Over last weekend, reports began to surface that a ransomware group called Play was planning on going public with the data it had taken. On the morning of Tuesday 29th November, 13GB of pirated data out an alleged 290GB that the hackers have in their control was published on the dark web.  

Screenshots shared by the Journal du Net (JDN) suggest that Play has gained access to a wide range of sensitive data, from PAIE and URSSAF files to work-from-home and Covid-related information. Even files on the Christmas voucher scheme for children in the Alpes-Maritimes appear to have been compromised.  

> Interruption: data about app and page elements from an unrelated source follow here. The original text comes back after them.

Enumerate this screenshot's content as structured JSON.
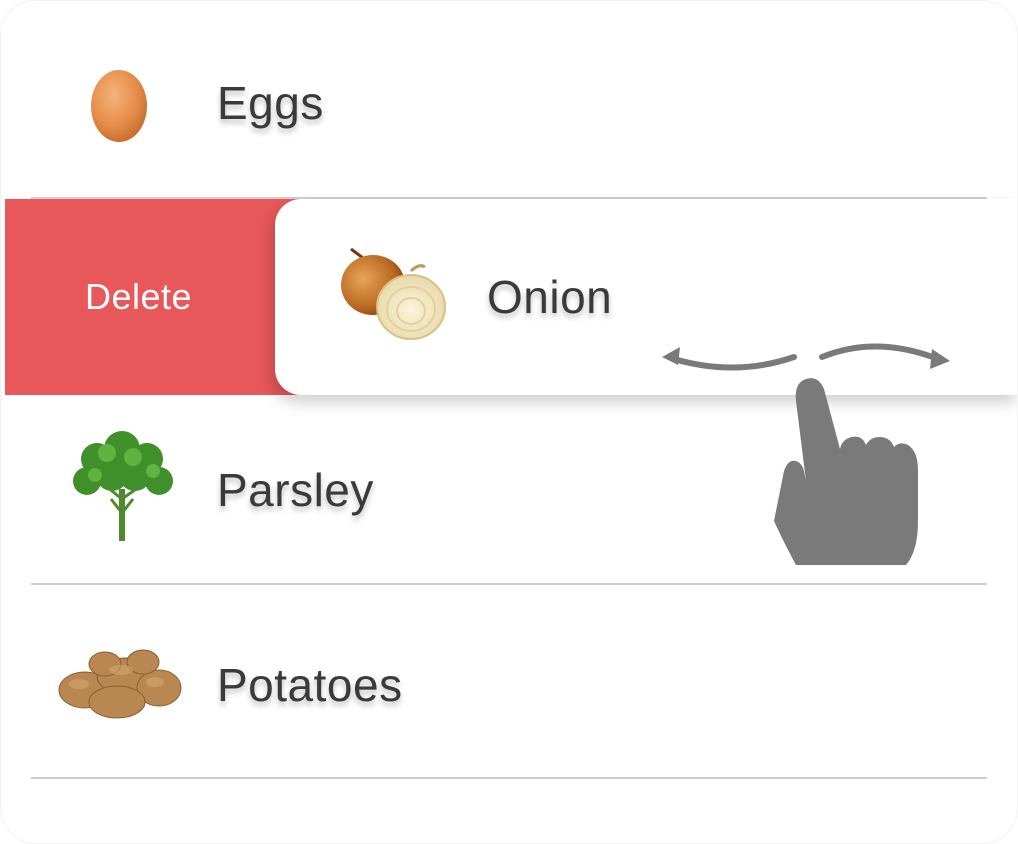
{
  "list": {
    "items": [
      {
        "label": "Eggs",
        "icon": "egg-icon"
      },
      {
        "label": "Onion",
        "icon": "onion-icon",
        "swiped": true
      },
      {
        "label": "Parsley",
        "icon": "parsley-icon"
      },
      {
        "label": "Potatoes",
        "icon": "potatoes-icon"
      }
    ]
  },
  "swipe_action": {
    "label": "Delete",
    "color": "#e8585a"
  },
  "gesture_hint": {
    "icon": "swipe-hand-icon",
    "color": "#7a7a7a"
  }
}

Play is a relatively new player in the murky world of ransomware and hacking, although experts say it leaves behind signatures similar to better-known groups like Hive and Nokayawa. Its goal for the attack on the Alpes-Maritimes is not yet clear, but this recent assault on a French local authority is somewhat unusual for Play, who typically targets South America, according to the JDN. The media outlet reported that Play’s latest major “hit” was on a courthouse in Cordoba, Argentina, earlier this year.  



Photo source: Markus Spiske for Unsplash